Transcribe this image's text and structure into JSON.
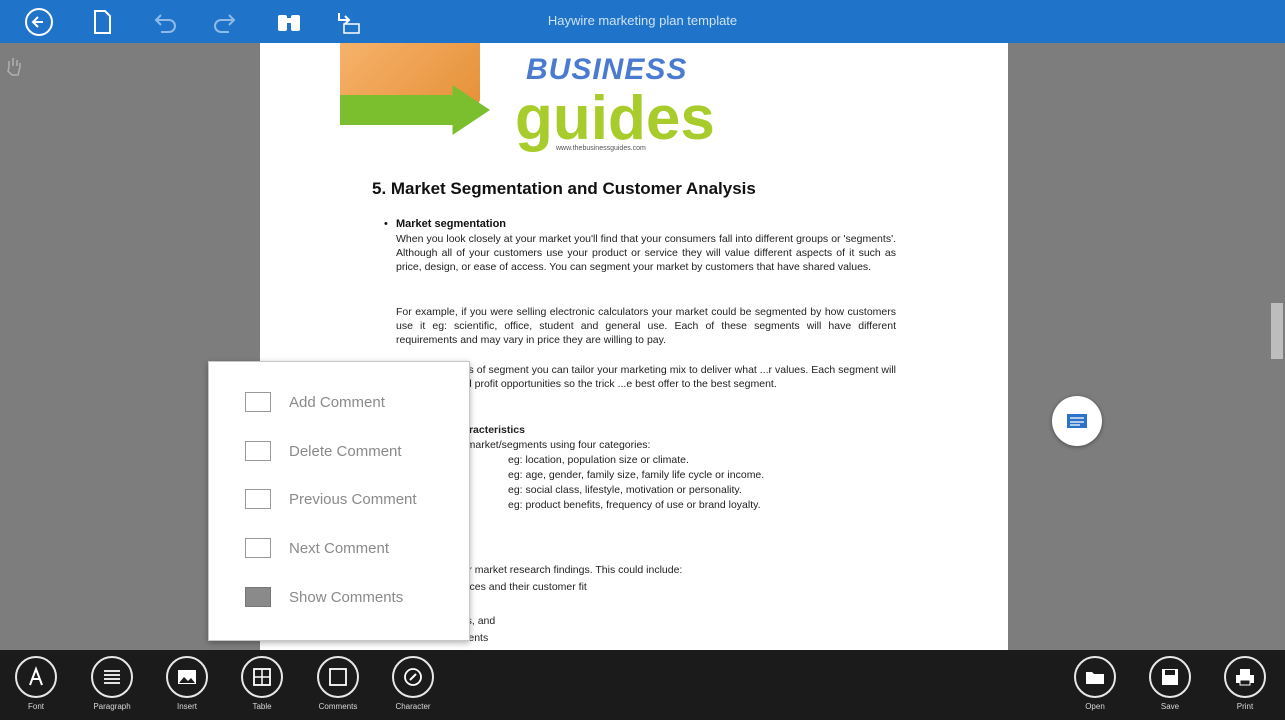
{
  "window": {
    "title": "Haywire marketing plan template"
  },
  "toolbar": {
    "icons": [
      "back-icon",
      "document-icon",
      "undo-icon",
      "redo-icon",
      "find-icon",
      "goto-page-icon"
    ]
  },
  "document": {
    "logo_business": "BUSINESS",
    "logo_guides": "guides",
    "logo_tagline": "www.thebusinessguides.com",
    "heading": "5. Market Segmentation and Customer Analysis",
    "bullet_title": "Market segmentation",
    "p1": "When you look closely at your market you'll find that your consumers fall into different groups or 'segments'. Although all of your customers use your product or service they will value different aspects of it such as price, design, or ease of access. You can segment your market by customers that have shared values.",
    "p2": "For example, if you were selling electronic calculators your market could be segmented by how customers use it eg: scientific, office, student and general use. Each of these segments will have different requirements and may vary in price they are willing to pay.",
    "p3": "...ding the needs of segment you can tailor your marketing mix to deliver what ...r values. Each segment will offer growth and profit opportunities so the trick ...e best offer to the best segment.",
    "p4": "...segment characteristics",
    "p5a": "...e your target market/segments using four categories:",
    "p5b": "eg: location, population size or climate.",
    "p5c": "eg: age, gender, family size, family life cycle or income.",
    "p5d": "eg: social class, lifestyle, motivation or personality.",
    "p5e": "eg: product benefits, frequency of use or brand loyalty.",
    "p6a": "...rch findings",
    "p6b": "...mmary of your market research findings. This could include:",
    "p6c": "...ucts and services and their customer fit",
    "p6d": "...profiles",
    "p6e": "...characteristics, and",
    "p6f": "...trends and events"
  },
  "context_menu": {
    "items": [
      {
        "label": "Add Comment",
        "icon": "add-comment-icon"
      },
      {
        "label": "Delete Comment",
        "icon": "delete-comment-icon"
      },
      {
        "label": "Previous Comment",
        "icon": "previous-comment-icon"
      },
      {
        "label": "Next Comment",
        "icon": "next-comment-icon"
      },
      {
        "label": "Show Comments",
        "icon": "show-comments-icon"
      }
    ]
  },
  "appbar": {
    "left": [
      {
        "label": "Font",
        "icon": "font-icon"
      },
      {
        "label": "Paragraph",
        "icon": "paragraph-icon"
      },
      {
        "label": "Insert",
        "icon": "insert-image-icon"
      },
      {
        "label": "Table",
        "icon": "table-icon"
      },
      {
        "label": "Comments",
        "icon": "comments-icon"
      },
      {
        "label": "Character",
        "icon": "character-icon"
      }
    ],
    "right": [
      {
        "label": "Open",
        "icon": "open-folder-icon"
      },
      {
        "label": "Save",
        "icon": "save-icon"
      },
      {
        "label": "Print",
        "icon": "print-icon"
      }
    ]
  }
}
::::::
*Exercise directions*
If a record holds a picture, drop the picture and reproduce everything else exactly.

*Output for this exercise*
Transcribe this image's text and structure into JSON.
{
  "window": {
    "title": "Haywire marketing plan template"
  },
  "toolbar": {
    "icons": [
      "back-icon",
      "document-icon",
      "undo-icon",
      "redo-icon",
      "find-icon",
      "goto-page-icon"
    ]
  },
  "document": {
    "logo_business": "BUSINESS",
    "logo_guides": "guides",
    "logo_tagline": "www.thebusinessguides.com",
    "heading": "5. Market Segmentation and Customer Analysis",
    "bullet_title": "Market segmentation",
    "p1": "When you look closely at your market you'll find that your consumers fall into different groups or 'segments'. Although all of your customers use your product or service they will value different aspects of it such as price, design, or ease of access. You can segment your market by customers that have shared values.",
    "p2": "For example, if you were selling electronic calculators your market could be segmented by how customers use it eg: scientific, office, student and general use. Each of these segments will have different requirements and may vary in price they are willing to pay.",
    "p3": "...ding the needs of segment you can tailor your marketing mix to deliver what ...r values. Each segment will offer growth and profit opportunities so the trick ...e best offer to the best segment.",
    "p4": "...segment characteristics",
    "p5a": "...e your target market/segments using four categories:",
    "p5b": "eg: location, population size or climate.",
    "p5c": "eg: age, gender, family size, family life cycle or income.",
    "p5d": "eg: social class, lifestyle, motivation or personality.",
    "p5e": "eg: product benefits, frequency of use or brand loyalty.",
    "p6a": "...rch findings",
    "p6b": "...mmary of your market research findings. This could include:",
    "p6c": "...ucts and services and their customer fit",
    "p6d": "...profiles",
    "p6e": "...characteristics, and",
    "p6f": "...trends and events"
  },
  "context_menu": {
    "items": [
      {
        "label": "Add Comment",
        "icon": "add-comment-icon"
      },
      {
        "label": "Delete Comment",
        "icon": "delete-comment-icon"
      },
      {
        "label": "Previous Comment",
        "icon": "previous-comment-icon"
      },
      {
        "label": "Next Comment",
        "icon": "next-comment-icon"
      },
      {
        "label": "Show Comments",
        "icon": "show-comments-icon"
      }
    ]
  },
  "appbar": {
    "left": [
      {
        "label": "Font",
        "icon": "font-icon"
      },
      {
        "label": "Paragraph",
        "icon": "paragraph-icon"
      },
      {
        "label": "Insert",
        "icon": "insert-image-icon"
      },
      {
        "label": "Table",
        "icon": "table-icon"
      },
      {
        "label": "Comments",
        "icon": "comments-icon"
      },
      {
        "label": "Character",
        "icon": "character-icon"
      }
    ],
    "right": [
      {
        "label": "Open",
        "icon": "open-folder-icon"
      },
      {
        "label": "Save",
        "icon": "save-icon"
      },
      {
        "label": "Print",
        "icon": "print-icon"
      }
    ]
  }
}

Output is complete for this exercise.